The radical rhetoric of these movements alongside the insufficient communication of the benefits of EU membership from the political elite contributes to confusion amongst citizens regarding country’s geopolitical orientation, which leads to doubts about the benefits of EU membership. According to polls from 2016, 35% of citizens would now support Slovakia’s exit from the EU.



In conclusion, appeals for solidarity and responsibility-sharing, but also geopolitical and security challenges have considerably transformed traditional EU-optimism on both popular and political levels.

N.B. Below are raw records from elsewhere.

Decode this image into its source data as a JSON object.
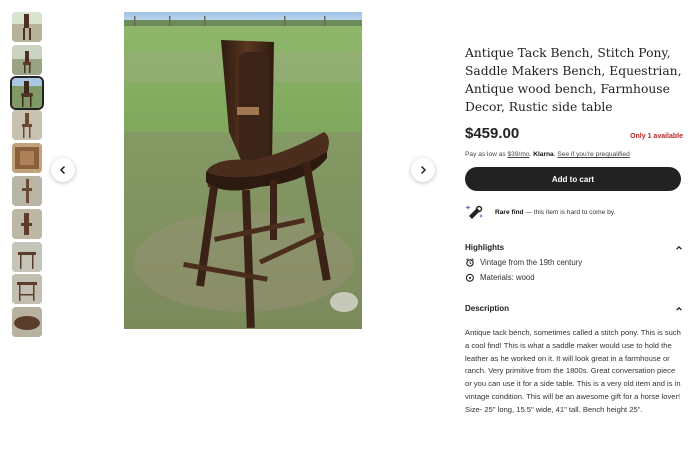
{
  "listing": {
    "title": "Antique Tack Bench, Stitch Pony, Saddle Makers Bench, Equestrian, Antique wood bench, Farmhouse Decor, Rustic side table",
    "price": "$459.00",
    "stock_note": "Only 1 available",
    "klarna": {
      "prefix": "Pay as low as ",
      "amount": "$39/mo",
      "middle": ". ",
      "brand": "Klarna",
      "link": "See if you're prequalified"
    },
    "cart_button": "Add to cart",
    "rare_find": {
      "label": "Rare find",
      "text": " — this item is hard to come by."
    }
  },
  "highlights": {
    "heading": "Highlights",
    "items": [
      {
        "icon": "vintage-icon",
        "text": "Vintage from the 19th century"
      },
      {
        "icon": "materials-icon",
        "text": "Materials: wood"
      }
    ]
  },
  "description": {
    "heading": "Description",
    "text": "Antique tack bench, sometimes called a stitch pony. This is such a cool find! This is what a saddle maker would use to hold the leather as he worked on it. It will look great in a farmhouse or ranch. Very primitive from the 1800s. Great conversation piece or you can use it for a side table. This is a very old item and is in vintage condition. This will be an awesome gift for a horse lover! Size- 25\" long, 15.5\" wide, 41\" tall. Bench height 25\"."
  },
  "gallery": {
    "thumbnail_count": 10,
    "selected_index": 2
  },
  "colors": {
    "stock_red": "#b9292b",
    "cart_button_bg": "#222222"
  }
}
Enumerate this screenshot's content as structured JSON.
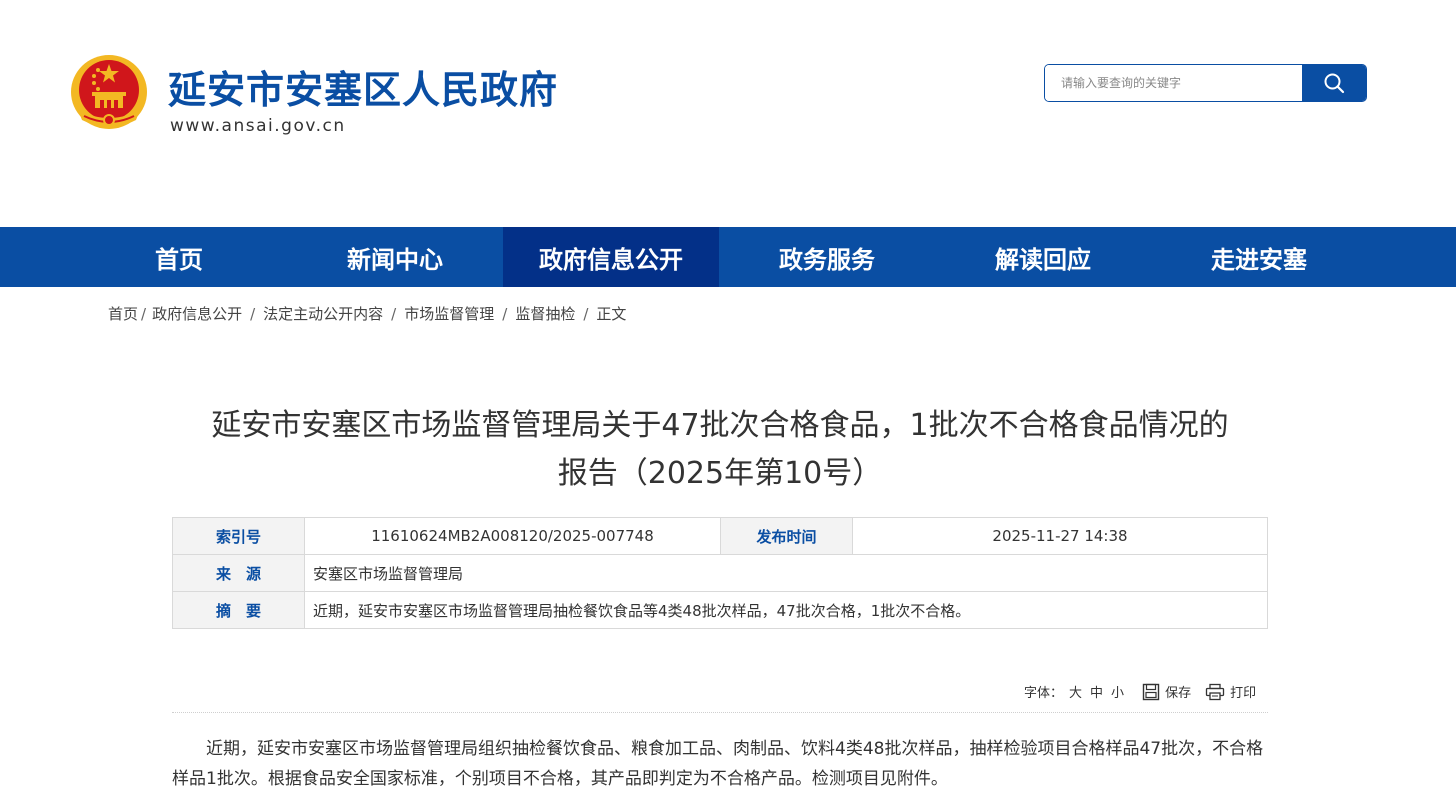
{
  "header": {
    "site_title": "延安市安塞区人民政府",
    "site_url": "www.ansai.gov.cn",
    "search_placeholder": "请输入要查询的关键字",
    "colors": {
      "brand": "#0a4ea3",
      "nav_active": "#033088",
      "emblem_red": "#d0161b",
      "emblem_gold": "#f3b823"
    }
  },
  "nav": {
    "items": [
      {
        "label": "首页",
        "active": false
      },
      {
        "label": "新闻中心",
        "active": false
      },
      {
        "label": "政府信息公开",
        "active": true
      },
      {
        "label": "政务服务",
        "active": false
      },
      {
        "label": "解读回应",
        "active": false
      },
      {
        "label": "走进安塞",
        "active": false
      }
    ]
  },
  "breadcrumb": {
    "items": [
      "首页",
      "政府信息公开",
      "法定主动公开内容",
      "市场监督管理",
      "监督抽检",
      "正文"
    ],
    "separator": "/"
  },
  "article": {
    "title_line1": "延安市安塞区市场监督管理局关于47批次合格食品，1批次不合格食品情况的",
    "title_line2": "报告（2025年第10号）",
    "meta": {
      "index_label": "索引号",
      "index_value": "11610624MB2A008120/2025-007748",
      "publish_label": "发布时间",
      "publish_value": "2025-11-27 14:38",
      "source_label": "来　源",
      "source_value": "安塞区市场监督管理局",
      "summary_label": "摘　要",
      "summary_value": "近期，延安市安塞区市场监督管理局抽检餐饮食品等4类48批次样品，47批次合格，1批次不合格。"
    },
    "tools": {
      "font_label": "字体：",
      "font_large": "大",
      "font_medium": "中",
      "font_small": "小",
      "save_label": "保存",
      "print_label": "打印"
    },
    "body": "近期，延安市安塞区市场监督管理局组织抽检餐饮食品、粮食加工品、肉制品、饮料4类48批次样品，抽样检验项目合格样品47批次，不合格样品1批次。根据食品安全国家标准，个别项目不合格，其产品即判定为不合格产品。检测项目见附件。"
  }
}
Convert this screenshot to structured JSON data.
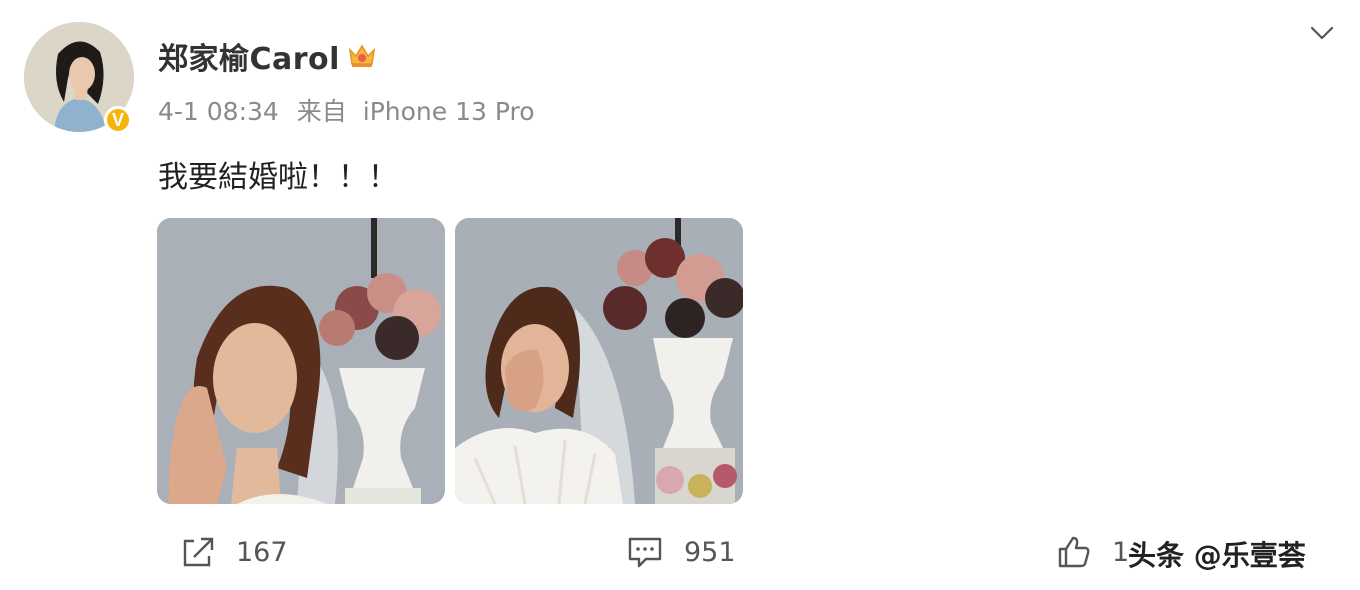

These concerns have acted as a catalyst for a more vocal defence of national interests in Slovakia’s relation to the EU.

Popular feelings about the EU are significantly shaped by domestic politicians’ framing and by the effectiveness of national governance, reflected in the social and economic well-being of the population. The political Euroscepticism has affected more actors, including the ruling political parties and it has been broadened in its forms: from objections to specific EU policies to clear rejection of the European project.

These developments indicate the need for the meaningful and constructive debate about the Slovakia’s vision on the future of the EU as well as for effective communication with citizens.

Marta Králiková is a PhD researcher at the Department of Political Science at Comenius University in Bratislava. Her research interests include EU external relations especially in the European neighbourhood, and the processes of democratic change and socio-political transformation in countries of Central and Eastern Europe.